"America could use more of this – an unfettered and public airing of political differences by our elected representatives. So we call on President Barack Obama and House Minority Leader John Boehner to hold these sessions regularly – and allow them to be broadcast and webcast live and without commercial interruption, sponsorship or intermediaries. We also urge the President and the Republican Senate caucus to follow suit. And we ask the President and the House and Senate caucuses of his own party to consider mounting similar direct question-and-answer sessions. We will ask future Presidents and Congresses to do the same."
(CNN) - Most New Yorkers don't think state Attorney General Andrew Cuomo's possible challenge of Gov. David Paterson would be racially divisive, according to a new poll.
A Quinnipiac University survey released Wednesday morning indicates that 8 in ten voters, including three-quarters of black voters, say a Democratic primary challenge by Cuomo, who is white, of Paterson, who is black, would not be racially divisive.
According to the poll, 78 percent of New Yorkers are not impatient with Cuomo's delay of any announcement on his possible plans to challenge Paterson, with the high level of patience consistent among all political and racial groups and in every region of the state.
"Unlike the media, New Yorkers aren't impatient for Attorney General Cuomo to admit he's running for Governor," says Maurice Carroll, director of the Quinnipiac University Polling Institute.
(CNN) - The Democratic state treasurer and a five-term Republican congressman will face off in November to fill the U.S. Senate seat once held by President Obama.
Front-runner Alexi Giannoulias faced criticism after his family's bank came under federal scrutiny. But he beat fellow Democrat David Hoffman, a former Chicago official in charge of trying to root out corruption, by a small margin.
Giannoulias, the son of Greek immigrants, was able to raise money and come out on top in a crowded Democratic field.

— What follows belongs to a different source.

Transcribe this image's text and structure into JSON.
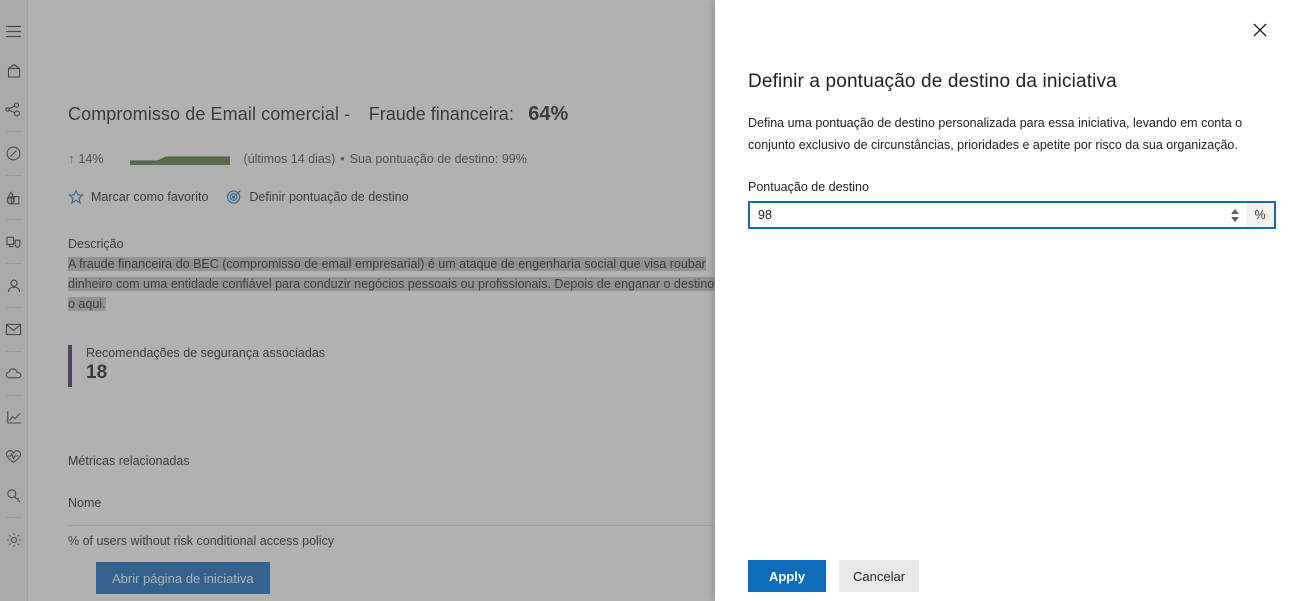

"The voters of Illinois are sending a message, and I hear them them loud and clear. In the midst of this dreadful economic crisis, they want a senator who will fight to limit the power of Washington special interests," Giannoulias said Tuesday night at his victory rally.
WASHINGTON (CNN) - Former Sen. Dan Coats, R-Indiana, is expected to announce Wednesday that he will challenge Sen. Evan Bayh, D-Indiana, in November, a Republican source told CNN.
Coats held the Senate seat that Bayh now occupies from 1989 to 1999.
It is a big recruiting success for Senate Republicans, who hope that voter frustration with President Barack Obama's handling of health care and the economy will translate into electoral wins in the mid-term elections.
Republican Scott Brown's surprising victory in last month's Massachusetts special election has given the GOP hope of evening the odds in the Senate. Democrats control the chamber, 60-40, with the support of two independents. When Brown is sworn in next week, Democrats will hold the chamber by one less vote, effectively ending their supermajority in the chamber.
Coats was appointed to the Senate seat after Sen. Dan Quayle was elected vice president in 1988. Coats went on to win a special election to serve the rest of Quayle's unexpired term, as well as his own full six-year term. Coats chose to retire instead of run for re-election. Bayh won the seat in November 1998 and is seeking a third term.
The GOP source spoke on the condition of anonymity.
The former senator was ambassador to Germany from August 2001 to February 2005 in President George W. Bush's administration.
Before joining the Senate, Coats served in the House from 1981 to 1988. He is currently a senior policy adviser at King & Spalding.
"Howey Politics Indiana" first reported Coats' candidacy late Tuesday.